A “curbside” consult is when you want to ask another doctor’s opinion about a patient, and it’s either a really quick question, or (you expect) a really quick answer. Otherwise it’s an “official consult,” which means the other doctor has to do the full exam on the patient, write a note, all that jazz.
So I just got a call today from an old friend from Chicago whose father is scheduled to undergo a CABG (heart surgery) next week, and he wanted to know which option was better–regular CABG or OP-CABG (off-pump). As I am definitely not a heart surgeon, or even a cardiologist, I have no freaking clue.
(This is where med school comes in handy.)
An attending once told our class that medical training allows you to quickly learn new things and quickly recall old things you’ve forgotten, and I’ve run across so many circumstances that prove his point. The background courses–anatomy, physiology, etc–provide a physician with a framework to use to understand the body. So even if a patient comes to you with 20 articles on some new therapy for some disease, you can skim the articles and become almost as proficient with the gist of the therapy as the patient is.
So I quickly login to UpToDate–essentially the new textbook for my generation of physicians–punch in a few keywords, and voila, I’ve got a summary of the latest research and data on the two procedures, written by someone who knows the field well. No, I’m still not a heart surgeon or cardiologist, but in 10 minutes, I’ve already leap-frogged over my friend’s knowledge (which he’s been reading all week), and can talk to him about the risks of each procedure, the outcomes, all of that–and give him some better details than he can get at easily.
I’m glad to be able to help and interpret medicalese back into English–I just suspect these curbsides from my friends and family will become even more common as:
- I get older (and their parents get older)
- Treatment options get even more advanced
- More and more people end up with chronic diseases, as we all will eventually.
Hell, my own family already comes to me for medical advice and discuss their issues with me (sorry Dad, but I’m sure they’ll still go to you for mental health!)–I try to explain things simply, and generally defer to the physician still, always with a “well, your doctor probably has more experience than me, and knows all your medications and other medical problems better than I do, so that can always affect what he/she chooses to do.” We were warned numerous times during med school orientation that this would happen, but it’s definitely seemed to pick up now that I have a year of clinics under my belt and manage patients.

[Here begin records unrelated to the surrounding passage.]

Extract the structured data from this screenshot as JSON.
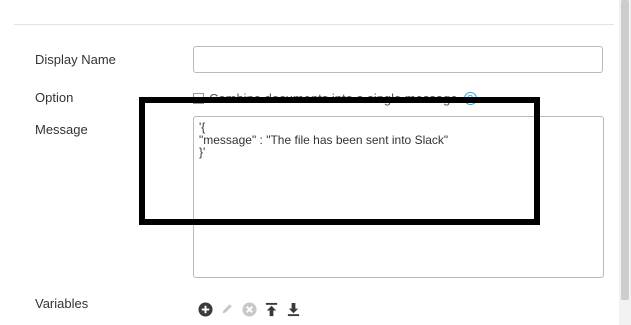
{
  "form": {
    "display_name_label": "Display Name",
    "display_name_value": "",
    "option_label": "Option",
    "option_checkbox_label": "Combine documents into a single message",
    "option_checked": false,
    "message_label": "Message",
    "message_value": "'{\n\"message\" : \"The file has been sent into Slack\"\n}'",
    "variables_label": "Variables"
  },
  "icons": {
    "help": "question-circle-icon",
    "add": "plus-circle-icon",
    "edit": "pencil-icon",
    "remove": "x-circle-icon",
    "move_top": "move-to-top-icon",
    "move_bottom": "move-to-bottom-icon"
  },
  "colors": {
    "highlight_border": "#000000",
    "help_icon": "#38a1dc",
    "icon_dark": "#3a3a3a",
    "icon_disabled": "#c8c8c8"
  }
}
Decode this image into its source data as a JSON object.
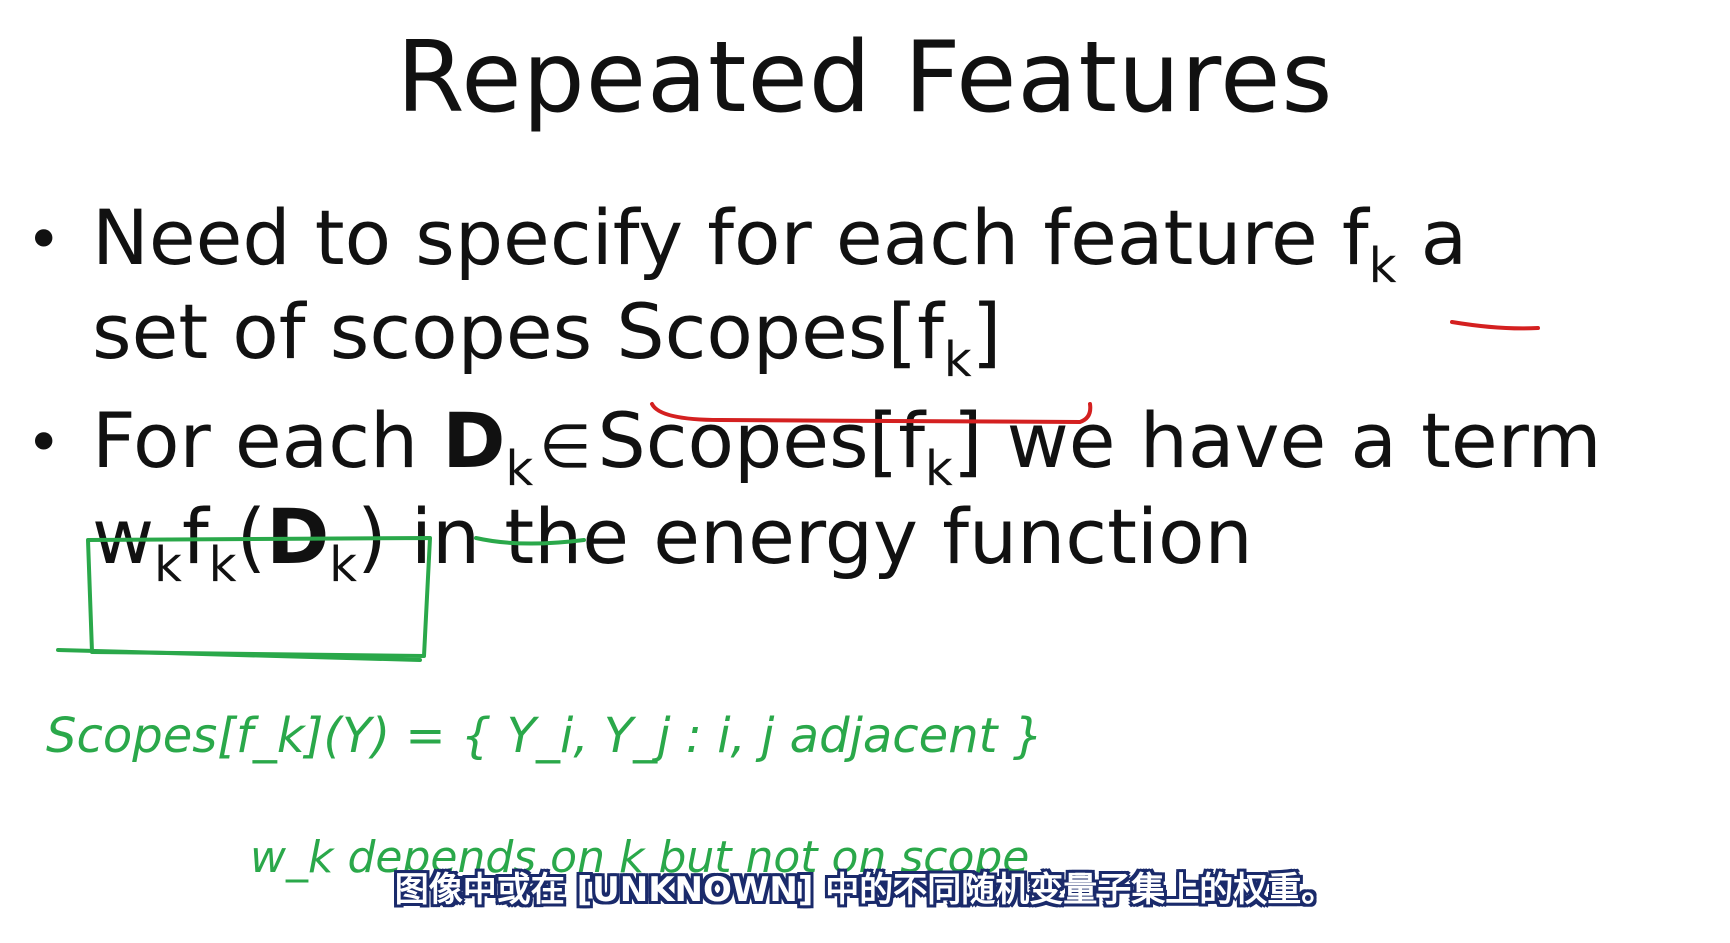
{
  "slide": {
    "title": "Repeated Features",
    "bullet_symbol": "•",
    "bullets": [
      {
        "line1": {
          "prefix": "Need to specify for each feature f",
          "sub": "k",
          "suffix": " a"
        },
        "line2": {
          "prefix": "set of scopes Scopes[f",
          "sub": "k",
          "suffix": "]"
        }
      },
      {
        "line1": {
          "prefix": "For each ",
          "d": "D",
          "sub1": "k",
          "elem": "∈",
          "scopes": "Scopes[f",
          "sub2": "k",
          "suffix": "] we have a term"
        },
        "line2": {
          "w": "w",
          "sub1": "k",
          "f": "f",
          "sub2": "k",
          "open": "(",
          "d": "D",
          "sub3": "k",
          "close": ")",
          "suffix": " in the energy function"
        }
      }
    ]
  },
  "annotations": {
    "color": "#2aa84a",
    "underline_color": "#d42020",
    "handwriting_line1": "Scopes[f_k](Y) = { Y_i, Y_j : i, j adjacent }",
    "handwriting_line2": "w_k depends on k but not on scope"
  },
  "subtitle": {
    "text": "图像中或在 [UNKNOWN] 中的不同随机变量子集上的权重。"
  }
}
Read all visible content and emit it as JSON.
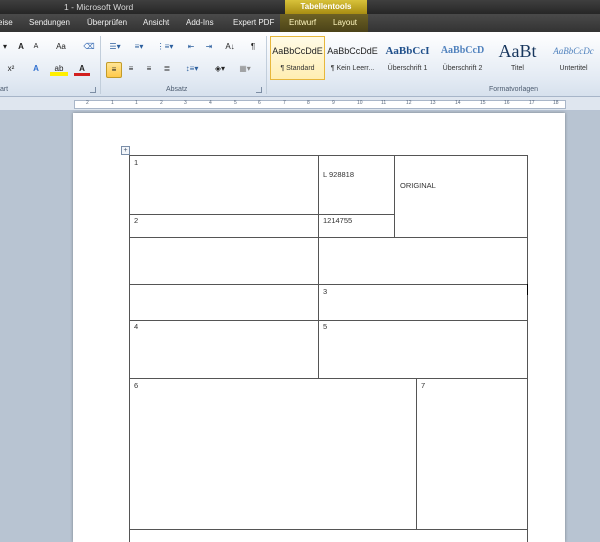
{
  "window": {
    "title": "1 - Microsoft Word",
    "contextual_header": "Tabellentools"
  },
  "tabs": [
    {
      "label": "eise"
    },
    {
      "label": "Sendungen"
    },
    {
      "label": "Überprüfen"
    },
    {
      "label": "Ansicht"
    },
    {
      "label": "Add-Ins"
    },
    {
      "label": "Expert PDF"
    },
    {
      "label": "Entwurf"
    },
    {
      "label": "Layout"
    }
  ],
  "ribbon": {
    "groups": {
      "font_partial": "tart",
      "paragraph": "Absatz",
      "styles": "Formatvorlagen"
    },
    "font_buttons": {
      "grow": "A",
      "shrink": "A",
      "case": "Aa",
      "superscript": "x²",
      "effects": "A",
      "highlight": "ab",
      "color": "A"
    },
    "paragraph_buttons": {
      "pilcrow": "¶",
      "sort": "A↓"
    },
    "styles": [
      {
        "preview": "AaBbCcDdE",
        "name": "¶ Standard",
        "active": true
      },
      {
        "preview": "AaBbCcDdE",
        "name": "¶ Kein Leerr...",
        "active": false
      },
      {
        "preview": "AaBbCcI",
        "name": "Überschrift 1",
        "active": false
      },
      {
        "preview": "AaBbCcD",
        "name": "Überschrift 2",
        "active": false
      },
      {
        "preview": "AaBt",
        "name": "Titel",
        "active": false
      },
      {
        "preview": "AaBbCcDc",
        "name": "Untertitel",
        "active": false
      }
    ]
  },
  "ruler": {
    "labels": [
      "2",
      "1",
      "1",
      "2",
      "3",
      "4",
      "5",
      "6",
      "7",
      "8",
      "9",
      "10",
      "11",
      "12",
      "13",
      "14",
      "15",
      "16",
      "17",
      "18"
    ]
  },
  "document": {
    "cells": {
      "c1": "1",
      "l_number": "L 928818",
      "original": "ORIGINAL",
      "c2": "2",
      "number_2": "1214755",
      "c3": "3",
      "c4": "4",
      "c5": "5",
      "c6": "6",
      "c7": "7"
    }
  }
}
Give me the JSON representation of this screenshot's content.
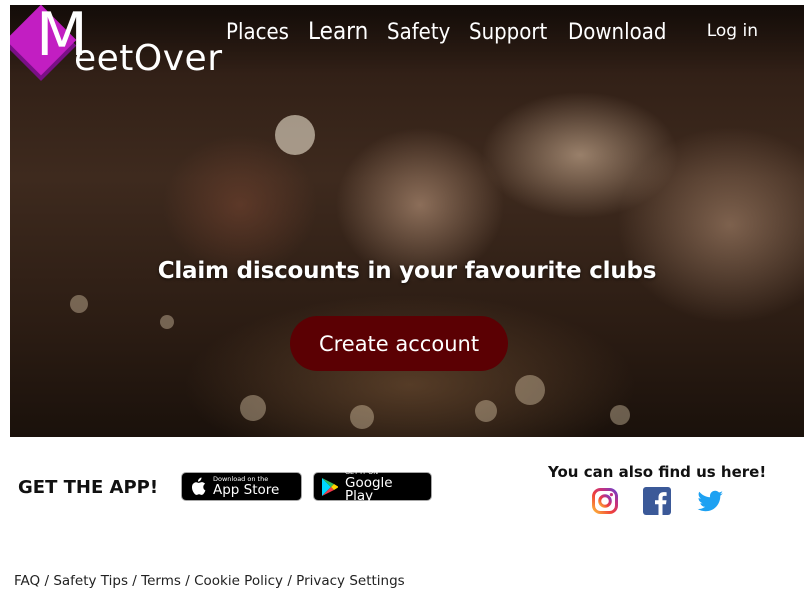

(I also won major points with my mom when I knew what “Saturday Night Palsy” was when she mentioned it.)